In 2004 she was “Highly Commended” for the same coveted award. So began the fascination for this beautiful style of Indigenous art work.  

Gloria was the first female Aboriginal artist to win a major award of the Gallery of NSW.  Although Gloria Petyarre is said (and is most likely) to have pioneered this bush leaf style, Jeannie Petyarre, her cousin has also laid claim to this technique.

Whoever of the cousins was the creator of this style we may never know exactly but what we do recognize is that both artists are exceptional at delivering this style of painting although they do differ to the trained eye.

The leaves are painted in a flowing, swirling style which appears to be moving on the canvas, as if blowing in the wind. 

The swirling brush stroke of each leaf is very fine in a dense pattern of thousands which looks absolutely spectacular in populous abundance.

Gloria Petyarre is one of the seven well known Petyarre sister artists from the Utopia Region (Ada, Myrtle, Nancy, Kathleen, Violet and Jean Petyarre).

Gloria Petyarre is the most famous of this style but numerous other family members also now paint bush medicine leaf paintings.  They vary in style on the original theme but still apply the same brush stroke design.

Other Aboriginal artists who produce Medicine Leaf paintings are all related to Jeannie and Gloria Petyarre being sisters, daughters, granddaughters and nieces.

They are: Rosemary Petyarre, Dulcie Long Pula, Mary Rumble Petyarre, Margaret Scobie, Louise Numina, Caroline Numina Panaka, Fabrianne Peterson, Selina Numina, Abie Loy Kemarre and Janet Golder Kngwarreye.

Jeannie Petyarre Bush leaves
Bush leaves
Gloria Petyarre Leaves

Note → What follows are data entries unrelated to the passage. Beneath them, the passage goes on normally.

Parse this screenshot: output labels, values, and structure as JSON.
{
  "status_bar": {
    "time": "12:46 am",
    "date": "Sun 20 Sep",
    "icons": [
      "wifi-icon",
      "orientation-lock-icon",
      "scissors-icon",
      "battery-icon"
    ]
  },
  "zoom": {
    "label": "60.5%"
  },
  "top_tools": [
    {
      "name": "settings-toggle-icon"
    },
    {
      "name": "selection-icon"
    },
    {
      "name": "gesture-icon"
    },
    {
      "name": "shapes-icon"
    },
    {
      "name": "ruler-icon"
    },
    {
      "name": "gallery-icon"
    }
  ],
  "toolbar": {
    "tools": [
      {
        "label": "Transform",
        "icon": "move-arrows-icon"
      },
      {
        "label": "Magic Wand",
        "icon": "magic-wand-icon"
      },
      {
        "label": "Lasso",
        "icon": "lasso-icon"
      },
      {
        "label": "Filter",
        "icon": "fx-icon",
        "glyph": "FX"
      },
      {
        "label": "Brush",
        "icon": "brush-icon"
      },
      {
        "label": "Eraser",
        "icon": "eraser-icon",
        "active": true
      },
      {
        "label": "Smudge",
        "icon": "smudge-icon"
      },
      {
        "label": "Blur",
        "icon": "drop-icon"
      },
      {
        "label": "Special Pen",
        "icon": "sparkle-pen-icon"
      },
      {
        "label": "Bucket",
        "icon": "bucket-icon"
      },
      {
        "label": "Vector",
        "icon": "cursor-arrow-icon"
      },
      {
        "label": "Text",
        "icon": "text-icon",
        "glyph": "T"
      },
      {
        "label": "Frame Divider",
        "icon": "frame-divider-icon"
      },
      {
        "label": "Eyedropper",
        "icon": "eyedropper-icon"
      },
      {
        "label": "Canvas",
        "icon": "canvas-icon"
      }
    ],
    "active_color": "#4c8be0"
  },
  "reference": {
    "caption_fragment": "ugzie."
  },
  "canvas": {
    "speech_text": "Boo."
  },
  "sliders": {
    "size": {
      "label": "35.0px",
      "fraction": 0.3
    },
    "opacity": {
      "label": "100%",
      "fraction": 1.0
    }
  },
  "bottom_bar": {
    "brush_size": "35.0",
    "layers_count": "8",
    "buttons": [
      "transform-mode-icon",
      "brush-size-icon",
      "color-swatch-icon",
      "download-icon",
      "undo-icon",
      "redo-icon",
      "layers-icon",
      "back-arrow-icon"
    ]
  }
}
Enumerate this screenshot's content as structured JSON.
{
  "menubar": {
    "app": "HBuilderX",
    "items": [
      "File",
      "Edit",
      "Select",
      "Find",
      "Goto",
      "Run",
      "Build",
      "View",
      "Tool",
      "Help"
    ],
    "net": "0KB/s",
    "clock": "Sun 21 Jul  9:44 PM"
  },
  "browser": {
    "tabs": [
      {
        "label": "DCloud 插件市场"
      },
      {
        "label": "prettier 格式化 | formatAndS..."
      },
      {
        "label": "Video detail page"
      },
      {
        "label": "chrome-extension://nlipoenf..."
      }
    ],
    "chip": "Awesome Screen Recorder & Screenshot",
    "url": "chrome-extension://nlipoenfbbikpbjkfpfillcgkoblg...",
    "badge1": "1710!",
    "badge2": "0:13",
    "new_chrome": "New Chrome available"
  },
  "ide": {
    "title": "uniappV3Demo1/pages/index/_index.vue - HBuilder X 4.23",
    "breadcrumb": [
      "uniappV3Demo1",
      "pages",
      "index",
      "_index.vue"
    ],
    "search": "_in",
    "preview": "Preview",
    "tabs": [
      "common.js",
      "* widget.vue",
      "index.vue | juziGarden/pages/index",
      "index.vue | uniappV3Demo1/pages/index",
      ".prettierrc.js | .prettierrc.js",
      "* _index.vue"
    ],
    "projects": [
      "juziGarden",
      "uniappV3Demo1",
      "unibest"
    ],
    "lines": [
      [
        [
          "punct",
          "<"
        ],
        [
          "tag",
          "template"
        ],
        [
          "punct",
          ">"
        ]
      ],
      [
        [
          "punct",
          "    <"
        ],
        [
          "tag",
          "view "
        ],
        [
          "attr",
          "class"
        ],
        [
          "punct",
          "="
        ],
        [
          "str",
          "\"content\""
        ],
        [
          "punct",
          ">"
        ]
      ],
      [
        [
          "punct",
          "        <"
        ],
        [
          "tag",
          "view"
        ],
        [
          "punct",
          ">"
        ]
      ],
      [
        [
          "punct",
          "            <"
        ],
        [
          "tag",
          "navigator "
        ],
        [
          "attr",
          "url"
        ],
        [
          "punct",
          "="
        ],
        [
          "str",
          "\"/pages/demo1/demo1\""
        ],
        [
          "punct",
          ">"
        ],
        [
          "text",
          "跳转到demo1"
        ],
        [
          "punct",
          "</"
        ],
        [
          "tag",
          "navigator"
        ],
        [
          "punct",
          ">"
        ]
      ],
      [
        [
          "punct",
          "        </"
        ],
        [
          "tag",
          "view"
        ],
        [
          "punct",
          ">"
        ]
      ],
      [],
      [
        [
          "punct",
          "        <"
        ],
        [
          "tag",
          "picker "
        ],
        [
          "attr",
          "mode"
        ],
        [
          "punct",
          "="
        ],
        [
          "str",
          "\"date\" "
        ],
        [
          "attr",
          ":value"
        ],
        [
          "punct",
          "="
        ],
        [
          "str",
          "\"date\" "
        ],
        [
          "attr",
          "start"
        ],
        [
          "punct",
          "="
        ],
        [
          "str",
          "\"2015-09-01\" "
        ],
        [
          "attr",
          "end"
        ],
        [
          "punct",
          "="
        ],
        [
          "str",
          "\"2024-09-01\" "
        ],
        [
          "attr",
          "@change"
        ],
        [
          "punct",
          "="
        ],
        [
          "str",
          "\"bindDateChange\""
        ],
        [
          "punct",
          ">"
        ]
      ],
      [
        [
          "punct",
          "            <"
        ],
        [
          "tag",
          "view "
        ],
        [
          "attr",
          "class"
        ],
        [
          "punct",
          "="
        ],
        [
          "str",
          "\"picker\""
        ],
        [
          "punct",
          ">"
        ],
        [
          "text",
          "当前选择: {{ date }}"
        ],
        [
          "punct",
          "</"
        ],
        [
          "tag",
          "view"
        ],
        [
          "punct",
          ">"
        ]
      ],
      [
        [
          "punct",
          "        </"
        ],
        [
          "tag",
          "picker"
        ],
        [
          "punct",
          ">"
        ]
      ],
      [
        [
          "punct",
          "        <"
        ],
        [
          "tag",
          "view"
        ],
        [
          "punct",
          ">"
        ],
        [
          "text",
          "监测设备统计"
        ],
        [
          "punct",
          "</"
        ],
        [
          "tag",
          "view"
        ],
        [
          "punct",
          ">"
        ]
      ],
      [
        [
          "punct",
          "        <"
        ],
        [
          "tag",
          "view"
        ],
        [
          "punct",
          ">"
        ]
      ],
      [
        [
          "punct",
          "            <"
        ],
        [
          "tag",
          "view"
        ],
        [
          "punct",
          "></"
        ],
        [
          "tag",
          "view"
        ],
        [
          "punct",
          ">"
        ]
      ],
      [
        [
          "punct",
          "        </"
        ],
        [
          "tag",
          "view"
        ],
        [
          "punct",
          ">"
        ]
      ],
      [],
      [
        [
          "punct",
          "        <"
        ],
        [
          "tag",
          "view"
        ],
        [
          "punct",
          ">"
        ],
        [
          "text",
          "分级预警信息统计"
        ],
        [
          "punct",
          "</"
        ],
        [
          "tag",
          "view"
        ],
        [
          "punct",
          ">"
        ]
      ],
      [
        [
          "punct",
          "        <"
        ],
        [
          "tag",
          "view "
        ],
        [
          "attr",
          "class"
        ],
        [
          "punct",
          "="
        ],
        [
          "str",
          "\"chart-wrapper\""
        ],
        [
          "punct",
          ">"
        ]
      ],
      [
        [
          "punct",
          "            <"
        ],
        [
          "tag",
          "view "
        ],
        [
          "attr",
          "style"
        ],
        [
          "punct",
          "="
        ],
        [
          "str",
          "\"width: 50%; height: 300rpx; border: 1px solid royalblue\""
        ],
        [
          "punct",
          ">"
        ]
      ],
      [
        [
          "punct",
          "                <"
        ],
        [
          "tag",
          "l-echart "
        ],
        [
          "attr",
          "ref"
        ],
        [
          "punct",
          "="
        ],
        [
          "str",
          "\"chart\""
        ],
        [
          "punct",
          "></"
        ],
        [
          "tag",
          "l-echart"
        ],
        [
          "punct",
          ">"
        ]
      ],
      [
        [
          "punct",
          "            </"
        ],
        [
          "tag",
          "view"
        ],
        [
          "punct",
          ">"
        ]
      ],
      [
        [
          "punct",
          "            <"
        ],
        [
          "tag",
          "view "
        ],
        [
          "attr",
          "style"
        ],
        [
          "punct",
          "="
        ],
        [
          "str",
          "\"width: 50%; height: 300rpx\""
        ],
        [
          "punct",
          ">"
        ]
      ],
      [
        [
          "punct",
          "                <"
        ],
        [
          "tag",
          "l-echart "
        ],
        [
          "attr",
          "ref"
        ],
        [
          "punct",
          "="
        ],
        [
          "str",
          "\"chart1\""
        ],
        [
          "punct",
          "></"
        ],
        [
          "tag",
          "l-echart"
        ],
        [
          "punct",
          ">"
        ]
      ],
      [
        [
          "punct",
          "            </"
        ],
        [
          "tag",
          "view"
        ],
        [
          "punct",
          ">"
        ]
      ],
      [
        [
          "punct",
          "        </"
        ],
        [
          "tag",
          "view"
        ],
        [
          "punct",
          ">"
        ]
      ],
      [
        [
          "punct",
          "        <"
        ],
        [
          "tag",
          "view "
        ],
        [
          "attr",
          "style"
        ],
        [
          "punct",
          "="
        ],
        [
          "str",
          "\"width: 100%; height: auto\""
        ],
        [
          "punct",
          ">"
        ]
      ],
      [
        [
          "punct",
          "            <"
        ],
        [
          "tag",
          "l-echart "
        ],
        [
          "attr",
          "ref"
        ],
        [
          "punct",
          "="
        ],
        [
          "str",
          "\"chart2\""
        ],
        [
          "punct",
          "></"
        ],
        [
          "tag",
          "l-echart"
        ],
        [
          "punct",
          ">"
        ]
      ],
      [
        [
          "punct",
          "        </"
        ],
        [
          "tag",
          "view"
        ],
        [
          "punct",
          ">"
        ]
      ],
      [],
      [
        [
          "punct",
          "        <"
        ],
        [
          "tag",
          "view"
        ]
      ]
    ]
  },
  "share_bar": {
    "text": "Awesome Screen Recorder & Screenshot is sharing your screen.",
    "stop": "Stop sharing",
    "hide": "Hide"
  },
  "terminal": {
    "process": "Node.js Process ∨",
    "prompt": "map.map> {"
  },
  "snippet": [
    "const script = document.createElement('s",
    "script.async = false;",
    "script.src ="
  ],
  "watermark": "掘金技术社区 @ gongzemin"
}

The Story Behind the Bush Leaves Paintings

The medicine bush leaves depicted were originally of the Kurrajong tree of which there are some 30 varieties dating back 50 million years.  They scale from small shrubs to massive trees some 30 metres in height.  

In the larger trees their trunks are used to store water but it is the leaves that have the medicinal purposes.

The women of Utopia, the remote region far to the west of Alice Springs where Gloria’s people originated, gather the bush leaves, boil them and then mash them with animal fats (kangaroo,emu or goanna) making a medicinal poultice or paste which can last for many months.  

The paste is used to heal a multitude of afflictions such as bites, wounds, skin infections, rashes and skin cancer.  The bush leaves are also boiled in hot water to make an infusion, or healing tea.

Other preparations were used as insect repellent or were thrown into the water to stun the fish.

The desirability of the artworks

Admirers of the medicine bush leaf paintings often observe their mesmerizing attraction.  People are captivated how the paintings appear to be in motion in front of their eyes like the leaves on the canvas are literally blowing in the wind.

Many buyers and collectors of medicine bush leaf artworks both in Australia, America and Europe are also medical specialists who buy the works to hang in their consulting rooms to show an Aboriginal artwork with medical connotations.

Notably Gloria Petyarre’s signature Medicine leaf paintings have made record sales for $78,000 at Sotheby’s and $34,575 at Lawson Menzies.